The West Midlands was today named as one of just five UK locations chosen to explore the future use of drone technology following a successful bid to the Flying High Challenge.
West Midlands Combined Authority (WMCA) spearheaded the submission for the region to be one of the first places in the country to design ways for drone technology to support local needs.
Now the region will work alongside Bradford, London, Preston and Southampton with the Flying High team over the next five months to look at how they could use drones in their communities.
From using drones to support public services to the commercial opportunities that might exist, they’ll explore public attitudes, environmental impact, logistics and safety of drones operating in complex urban environments.
Each location boasts credentials in areas from aerospace to robotics and autonomous vehicles, and many have unique approaches to public engagement and local economic development, making them exceptionally well placed to deliver on both the technical and societal aspects of the programme.
Cllr Roger Lawrence, WMCA lead member for transport, said: “Positioned as we are in the West Midlands as a large region and strategic centre, we can offer a uniquely diverse consortium for this trial.
“We will be talking to people in all our different communities and environments about our ambitions for drone use - not just as a strategic exercise, but a deliverable reality, aiming to strike the necessary balance between ambition and regulation.
“We already have a strong regional stake in unmanned aerial vehicle technology surrounding the world class ‘UK City of Culture 2021’ and Commonwealth Games events.
“Current innovative research and development across the region offers other potential areas of synergy with Flying High, including a cutting-edge testbed for connected and autonomous vehicles.”
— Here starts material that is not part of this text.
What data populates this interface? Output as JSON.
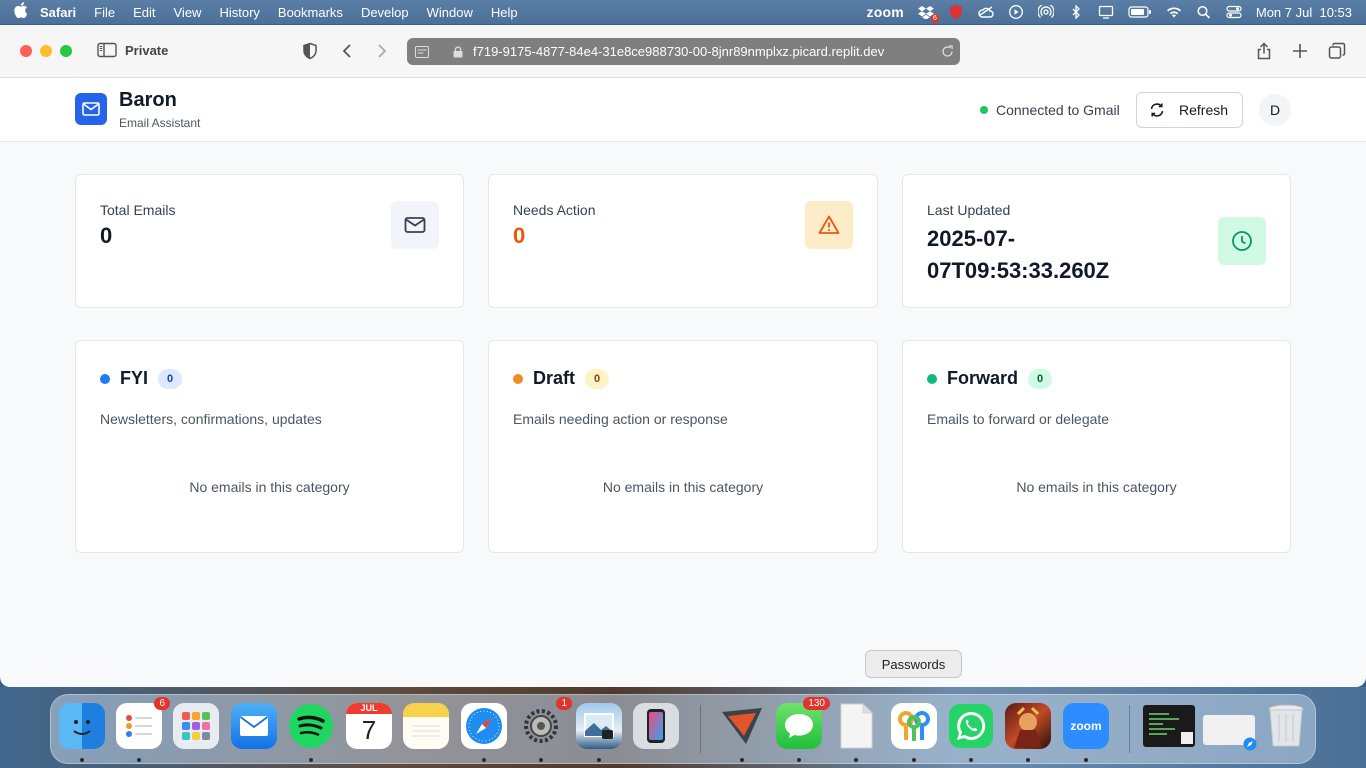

The region’s 2.8 million residents are spread throughout the cities of Birmingham, Coventry and Wolverhampton, the Black Country with its industrial heritage and major regeneration ambitions, and the diverse surrounding countryside.
There are two international airports, several universities and multiple collaborating local authorities.
Nishita Dewan, Programme Lead for the Flying High Challenge, said: “The entries to the Flying High Challenge showed the huge appetite from cities across the UK to develop models for drones that work for their people and communities.
“We saw diverse and creative uses for drones such as boosting wi-fi and helping find lost children at the seaside, to the support for key public services such as delivering AEDs and inspecting critical infrastructure.
“Cities represent an important medium, through which we can understand the public’s needs, both for Flying High and our partners, BEIS, CAA and the DfT.
“We want to co-create a solution that understands the needs of local people and the future city they want to live in.
“In the subsequent phases of the Flying High Challenge, the five cities that have been selected will become testbeds for future demonstrations.”
Aviation Minister Baroness Sugg said: “Drones are already improving people’s lives – helping the emergency and rescue services, and keeping key national infrastructure like rail lines and power stations safe.
“But this is just the beginning, which is why government is doing everything possible to harness the huge potential through our Industrial Strategy and Drones Bill.
“It’s fantastic that this pioneering programme will enable cities to play a direct role in shaping how drones can be used to transform their public services and unlock business opportunities across the UK predicted to be worth billions.”
Andrew Carter, Chief Executive of thinktank Centre for Cities, said: “The increasing use of drones and other new technology will bring huge changes to UK cities in the coming years, and places which adapt and take advantage of these developments will have a better chance of prospering in future.
“The Flying High Challenge is a great opportunity to examine how different cities can use drones to address the distinct challenges and opportunities they face.
“It will offer valuable lessons for places across the country on how we can new technology to strengthen local economies and make our cities better places to live and work.”
Andrew Tyrer, Robotics Challenge Director, Industrial Strategy Research Fund (Innovate UK), said: “How people think about and use drones has changed beyond recognition in the last ten years, and there is genuine excitement about how they could revolutionise our lives, jobs and economy.
“To realise that potential, we need to make sure they can operate safely in the toughest and most complex environments, and that’s why we are supporting the Flying High Challenge through the government’s industrial strategy.”